as adults do. If we don’t take time to explain, children will begin
to wonder about our values and motives and whether they have any
basis. Parents who reason with their children allow them to understand
and learn in a non-judgmental way.
your expectations clear. If there is a problem, describe it to your
child, express your feelings about it and invite your child to work on
a solution with you. Be sure to include consequences. Make suggestions
and offer choice. Be open to your child’s suggestions as well.
Negotiate with her. Children who participate in decisions are more
motivated to carry them out.
Be flexible and willing to adjust your parenting style
you frequently feel “let down” by your child’s behavior, it may
be because you have unrealistic expectations for her. Parents who
think in “should”, e.g., “She should be potty-trained by now”,
may find it helpful to do more reading on the matter or talk to other
parents or child development specialists. This may enable you to
adjust your expectations to a more realistic level.

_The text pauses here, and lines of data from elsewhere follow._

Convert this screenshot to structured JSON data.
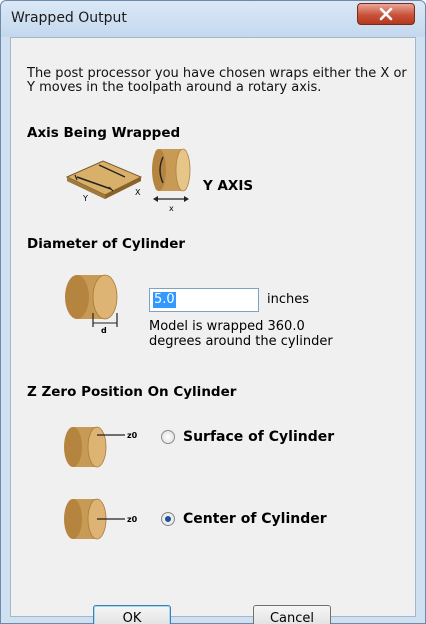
{
  "window": {
    "title": "Wrapped Output",
    "close_icon": "close-icon",
    "colors": {
      "frame": "#cfe0f1",
      "client": "#f0f0f0",
      "close": "#c8523a",
      "wood": "#c79a55"
    }
  },
  "intro_text": "The post processor you have chosen wraps either the X or Y moves in the toolpath around a rotary axis.",
  "axis_section": {
    "heading": "Axis Being Wrapped",
    "flat_icon": "flat-material-xy-icon",
    "flat_axis_y": "Y",
    "flat_axis_x": "X",
    "cylinder_icon": "cylinder-x-axis-icon",
    "cylinder_axis": "x",
    "axis_value": "Y AXIS"
  },
  "diameter_section": {
    "heading": "Diameter of Cylinder",
    "icon": "cylinder-diameter-icon",
    "icon_label": "d",
    "value": "5.0",
    "units": "inches",
    "note": "Model is wrapped 360.0 degrees around the cylinder"
  },
  "zzero_section": {
    "heading": "Z Zero Position On Cylinder",
    "options": [
      {
        "label": "Surface of Cylinder",
        "selected": false,
        "icon_label": "z0",
        "icon": "cylinder-surface-z0-icon"
      },
      {
        "label": "Center of Cylinder",
        "selected": true,
        "icon_label": "z0",
        "icon": "cylinder-center-z0-icon"
      }
    ]
  },
  "buttons": {
    "ok": "OK",
    "cancel": "Cancel"
  }
}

environment in which your child moves also has an impact on her
behavior. For example, you may be able to modify your 2-year-old’s
behavior by changing her environment. If you find yourself constantly

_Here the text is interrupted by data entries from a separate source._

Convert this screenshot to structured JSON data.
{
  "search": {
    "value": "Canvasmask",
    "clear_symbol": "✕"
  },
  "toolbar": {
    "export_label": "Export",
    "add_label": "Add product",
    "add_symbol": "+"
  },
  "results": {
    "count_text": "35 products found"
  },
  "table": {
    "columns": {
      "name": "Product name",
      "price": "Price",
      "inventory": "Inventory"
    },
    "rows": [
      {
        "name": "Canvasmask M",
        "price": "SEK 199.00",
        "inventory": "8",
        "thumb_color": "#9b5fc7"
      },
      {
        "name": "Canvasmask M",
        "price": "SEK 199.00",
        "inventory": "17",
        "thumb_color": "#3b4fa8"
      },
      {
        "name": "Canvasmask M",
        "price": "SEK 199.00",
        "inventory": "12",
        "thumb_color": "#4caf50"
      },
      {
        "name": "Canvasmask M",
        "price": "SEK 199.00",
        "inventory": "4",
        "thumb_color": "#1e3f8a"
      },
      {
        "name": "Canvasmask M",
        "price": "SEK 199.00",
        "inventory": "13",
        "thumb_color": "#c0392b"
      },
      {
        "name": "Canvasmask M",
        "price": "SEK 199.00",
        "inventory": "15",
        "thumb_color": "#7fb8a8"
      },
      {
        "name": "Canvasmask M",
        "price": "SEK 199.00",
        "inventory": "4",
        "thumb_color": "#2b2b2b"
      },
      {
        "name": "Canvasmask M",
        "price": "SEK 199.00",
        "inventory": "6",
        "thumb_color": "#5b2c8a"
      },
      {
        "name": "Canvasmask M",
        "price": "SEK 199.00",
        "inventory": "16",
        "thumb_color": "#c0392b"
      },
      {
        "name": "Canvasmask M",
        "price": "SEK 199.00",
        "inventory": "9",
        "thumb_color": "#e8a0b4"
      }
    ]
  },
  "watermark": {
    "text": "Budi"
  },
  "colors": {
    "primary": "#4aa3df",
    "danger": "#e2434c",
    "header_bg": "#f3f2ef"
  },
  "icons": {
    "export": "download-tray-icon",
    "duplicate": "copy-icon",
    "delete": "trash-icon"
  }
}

saying “NO” to her, there are surely ways to restructure her
surroundings so that fewer things are off-limits. This will cause les

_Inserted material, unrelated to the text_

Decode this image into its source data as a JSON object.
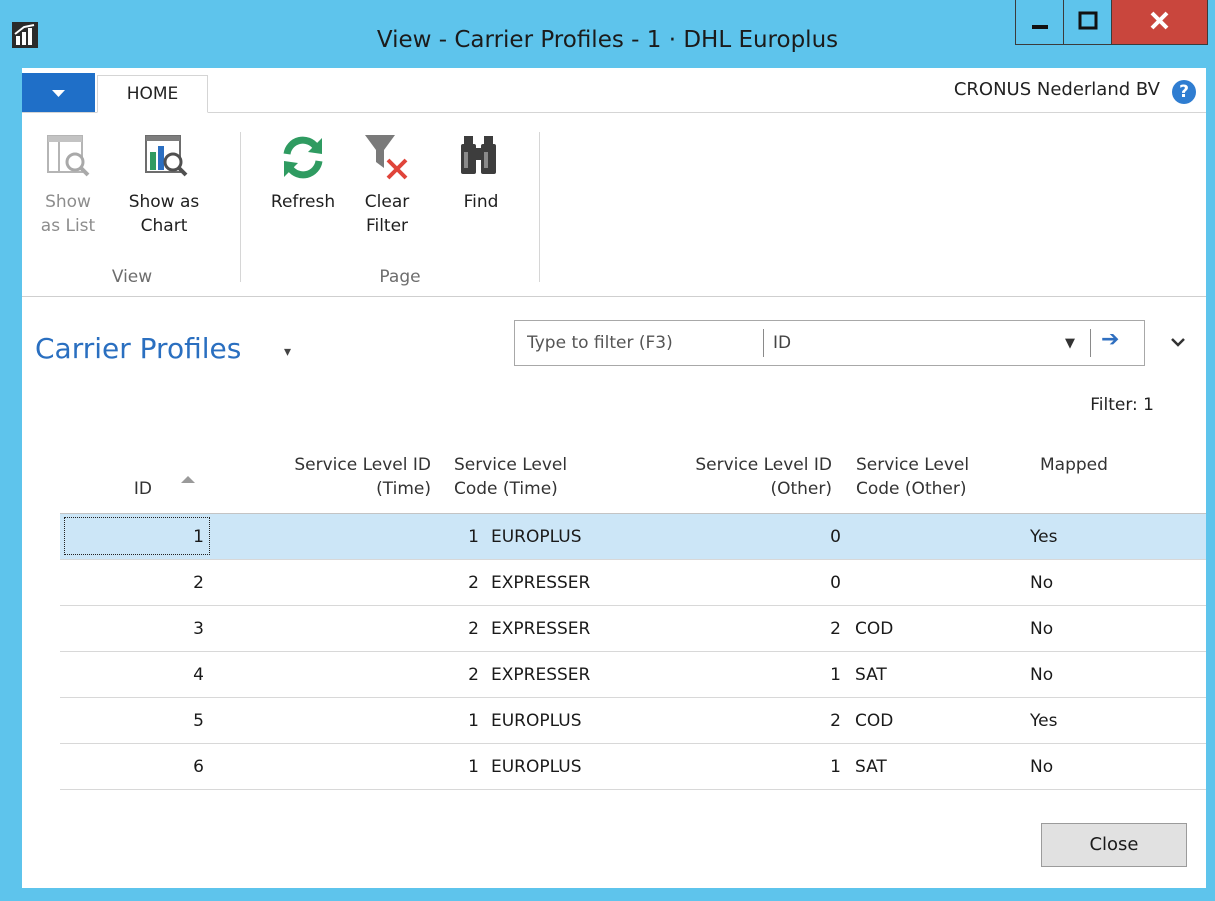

frustration for both of you.
your child changes, you will probably have to change your parenting
style, too. Many parents find it helpful at some point to draw up a
“kiddie contract” to encourage good behavior and motivate their
child. This can be as simple as a weekly list of chores and
responsibilities posted on the refrigerator. Chances are, what works
with your child now won’t work forever.
tend to look less to their parents and more to their peers for
examples of how to be. Continue to provide guidance and appropriate
discipline while allowing your child to earn more independence. And
seize every available moment to make a connection!
Show your love is unconditional
a parent, you are responsible for correcting and guiding your child.
But how you express your corrective guidance makes all the difference
in how your child receives it. When you have to confront your child,
avoid blaming, criticizing or faultfinding, which undermine his
self-esteem and can lead to resentment. Instead, strive to nurture and
encourage even when you are disciplining your child. Make sure he
knows that while you want and expect him to do better next time, you
love him-no matter what.
Be aware of your own needs and limitations as a parent
it you are an imperfect parent. You have strengths and weaknesses as a
family leader. Recognize your abilities, “I’m loving and
dedicated”. Vow to work on your weaknesses. “I need to be more
consistent with discipline”. Try to have realistic expectations of
yourself, your spouse and your children. You don’t have to have all
the answers be forgiving of yourself. And try to make parenting a
manageable job. Focus on the areas that need the most attention rather
than trying to address everything all at once. Admit it when you’re
burned out. Take time out from parenting to do thing that will make
you happy as a person and as a couple. Focusing on your needs does not
make you selfish. It simply means you care about your own well-being.
Which is another important value to model for your children.
[ HOME ] [ NEXT ] [ BACK ]